With numbers increasing in the country’s southern streams, the Norwegians have warned that the species could be well on their way to colonizing other Atlantic countries. Pinks have already shown up in rivers in Iceland, Denmark, Germany and Scotland with the latter reporting “unprecedented numbers” of the fish in its waters in odd-numbered years since 2017.
Fisheries Scotland has been trying to eliminate what it considers an invasive species using electrofishing equipment, nets and spearguns. The agency reported that getting rid of the fish is not as easy as it might at first appear:
“High water levels (as experienced in 2017) are likely to hamper the ability to detect these fish and successfully capture them.
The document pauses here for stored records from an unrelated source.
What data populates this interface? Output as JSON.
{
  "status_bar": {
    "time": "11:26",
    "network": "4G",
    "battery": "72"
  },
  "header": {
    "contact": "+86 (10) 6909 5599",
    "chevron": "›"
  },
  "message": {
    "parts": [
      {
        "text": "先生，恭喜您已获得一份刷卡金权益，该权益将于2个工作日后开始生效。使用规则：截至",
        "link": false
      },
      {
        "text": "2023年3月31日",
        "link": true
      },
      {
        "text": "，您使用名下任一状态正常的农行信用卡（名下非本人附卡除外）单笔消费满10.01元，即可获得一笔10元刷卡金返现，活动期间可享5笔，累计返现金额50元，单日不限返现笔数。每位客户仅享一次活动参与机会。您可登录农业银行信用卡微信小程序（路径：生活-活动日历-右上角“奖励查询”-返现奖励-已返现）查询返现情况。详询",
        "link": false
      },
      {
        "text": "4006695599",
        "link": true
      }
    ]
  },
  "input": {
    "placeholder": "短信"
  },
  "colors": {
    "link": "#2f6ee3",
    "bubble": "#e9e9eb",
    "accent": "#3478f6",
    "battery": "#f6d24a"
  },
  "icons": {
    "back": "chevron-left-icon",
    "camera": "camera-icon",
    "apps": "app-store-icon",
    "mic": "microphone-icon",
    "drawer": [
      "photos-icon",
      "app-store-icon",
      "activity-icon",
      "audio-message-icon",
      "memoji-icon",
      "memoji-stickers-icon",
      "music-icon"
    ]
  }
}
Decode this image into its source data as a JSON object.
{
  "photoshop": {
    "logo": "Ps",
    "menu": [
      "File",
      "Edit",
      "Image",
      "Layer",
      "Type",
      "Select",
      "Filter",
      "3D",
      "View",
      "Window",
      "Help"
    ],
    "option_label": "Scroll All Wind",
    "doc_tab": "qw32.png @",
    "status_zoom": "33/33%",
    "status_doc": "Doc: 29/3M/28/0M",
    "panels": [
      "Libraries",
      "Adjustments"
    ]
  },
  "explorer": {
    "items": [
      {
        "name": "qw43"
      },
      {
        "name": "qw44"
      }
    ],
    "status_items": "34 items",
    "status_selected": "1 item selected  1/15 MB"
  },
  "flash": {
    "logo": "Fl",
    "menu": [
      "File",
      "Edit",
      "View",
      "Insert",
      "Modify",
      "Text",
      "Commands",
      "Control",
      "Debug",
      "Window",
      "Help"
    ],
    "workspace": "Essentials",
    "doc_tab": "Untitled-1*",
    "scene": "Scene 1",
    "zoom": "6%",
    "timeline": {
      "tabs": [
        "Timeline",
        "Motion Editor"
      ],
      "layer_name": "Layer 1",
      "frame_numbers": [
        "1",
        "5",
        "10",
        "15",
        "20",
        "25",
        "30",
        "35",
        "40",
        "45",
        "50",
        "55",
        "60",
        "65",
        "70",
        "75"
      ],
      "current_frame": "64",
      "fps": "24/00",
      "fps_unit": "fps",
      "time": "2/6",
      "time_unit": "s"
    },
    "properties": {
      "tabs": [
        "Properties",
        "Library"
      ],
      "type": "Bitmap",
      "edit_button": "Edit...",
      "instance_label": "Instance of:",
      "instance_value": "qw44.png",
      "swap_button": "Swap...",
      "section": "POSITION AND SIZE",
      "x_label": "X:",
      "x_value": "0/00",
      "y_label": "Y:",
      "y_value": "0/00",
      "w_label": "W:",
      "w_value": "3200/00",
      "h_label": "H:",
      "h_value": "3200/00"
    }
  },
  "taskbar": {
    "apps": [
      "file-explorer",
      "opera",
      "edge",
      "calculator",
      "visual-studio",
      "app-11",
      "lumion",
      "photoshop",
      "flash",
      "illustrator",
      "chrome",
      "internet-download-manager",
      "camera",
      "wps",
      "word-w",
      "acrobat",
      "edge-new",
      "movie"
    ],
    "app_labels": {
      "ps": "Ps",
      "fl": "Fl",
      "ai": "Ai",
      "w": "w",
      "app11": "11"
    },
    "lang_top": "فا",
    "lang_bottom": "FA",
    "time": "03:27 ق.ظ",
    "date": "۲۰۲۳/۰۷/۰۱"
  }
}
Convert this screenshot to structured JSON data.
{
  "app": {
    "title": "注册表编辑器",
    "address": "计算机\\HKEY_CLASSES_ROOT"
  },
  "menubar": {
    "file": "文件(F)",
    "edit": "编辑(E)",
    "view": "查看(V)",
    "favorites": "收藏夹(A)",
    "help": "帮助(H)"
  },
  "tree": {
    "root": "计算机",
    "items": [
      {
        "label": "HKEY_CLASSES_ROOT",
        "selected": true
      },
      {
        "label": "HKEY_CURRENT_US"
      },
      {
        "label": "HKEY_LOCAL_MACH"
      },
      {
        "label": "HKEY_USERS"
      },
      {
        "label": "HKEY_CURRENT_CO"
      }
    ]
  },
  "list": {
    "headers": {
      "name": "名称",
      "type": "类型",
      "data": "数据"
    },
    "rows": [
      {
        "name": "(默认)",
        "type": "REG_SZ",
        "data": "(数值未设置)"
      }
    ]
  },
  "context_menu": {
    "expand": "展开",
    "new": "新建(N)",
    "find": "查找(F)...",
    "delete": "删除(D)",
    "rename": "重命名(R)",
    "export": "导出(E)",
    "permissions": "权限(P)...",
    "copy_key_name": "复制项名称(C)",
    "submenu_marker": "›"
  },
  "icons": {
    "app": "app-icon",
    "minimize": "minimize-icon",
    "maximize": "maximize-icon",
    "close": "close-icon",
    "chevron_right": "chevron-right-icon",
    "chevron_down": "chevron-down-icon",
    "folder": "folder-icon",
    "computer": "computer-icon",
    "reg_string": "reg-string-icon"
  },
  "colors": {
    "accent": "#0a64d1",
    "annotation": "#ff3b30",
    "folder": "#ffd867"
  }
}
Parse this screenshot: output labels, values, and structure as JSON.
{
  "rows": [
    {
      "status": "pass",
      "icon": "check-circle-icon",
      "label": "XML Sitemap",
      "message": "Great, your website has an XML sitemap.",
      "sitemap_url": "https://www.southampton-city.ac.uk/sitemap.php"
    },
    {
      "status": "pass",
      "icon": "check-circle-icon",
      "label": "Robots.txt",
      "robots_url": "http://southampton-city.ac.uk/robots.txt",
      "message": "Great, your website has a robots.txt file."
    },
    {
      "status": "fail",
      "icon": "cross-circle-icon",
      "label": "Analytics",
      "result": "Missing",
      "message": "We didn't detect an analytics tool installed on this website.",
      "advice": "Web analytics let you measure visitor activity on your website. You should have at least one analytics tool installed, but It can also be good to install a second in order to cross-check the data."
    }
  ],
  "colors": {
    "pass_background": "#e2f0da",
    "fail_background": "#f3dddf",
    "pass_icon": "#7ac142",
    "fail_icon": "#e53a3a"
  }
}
At a local level, the topography and characteristics of the river will determine whether capture
is feasible and will dictate what methods may be most effective.
“A significant issue for consideration is resourcing of future management action. The financial and logistical challenges should not be underestimated. The opportunities presented for recapture will very much depend on active surveillance for these fish and the ability to respond quickly to local incidences.”
The Norwegians are now studying the possibility of blocking their rivers with fish traps or weirs that will enable them to sort fish and allow only Atlantic salmon, currently being displaced by pinks, to spawn.
Though thriving in hatcheries, Atlantics are not doing well in the natural world.
“Adult returns to many Atlantic salmon wild and hatchery stocks of the North Atlantic have declined or collapsed since 1985,” according to the latest research published in Reviews in Fisheries Science & Aquaculture earlier this year. “Enhancement, commercial fishery closures, and angling restrictions have failed to halt the decline. Human impacts such as dams, pollution or marine overexploitation were responsible for some stock declines in the past, but adult returns to river and hatchery stocks with no obvious local impacts have also declined or collapsed since 1985.”
The study by scientists from Canada, the United Kingdom and Ireland ruled out climate change, salmon farming, food availability at sea, or marine predators and suggested the salmon are most likely falling victim to illegal fisheries.
Other “possibilities are unsupported by stocks that persist near historic levels, loss of stocks remote from farm sites, a diverse marine prey field, and scarcity of large offshore predators,” the authors of the study wrote.
They argued that “a flatline of adult abundance and reduction in adult mean size are common characteristics of many overexploited fish stocks and suggest illegal, unreported, and unregulated (IUU) fisheries exploitation at sea….
“Distribution in time and space of former, legal high-sea fisheries indicated fishers were well acquainted with the ocean migratory pattern of salmon and combined with lack of surveillance since 1985 outside Exclusive Economic Zones or in remote northern regions may mean high at-sea mortality occurs because of IUU fisheries. The problem of IUU ocean fisheries is acute, has collapsed numerous stocks of desired species worldwide, and is probably linked to the decline and impending collapse of the North Atlantic salmon population.”
There could come a time when Atlantic salmon are largely a domestic species, like cattle, and pinks rule the ocean.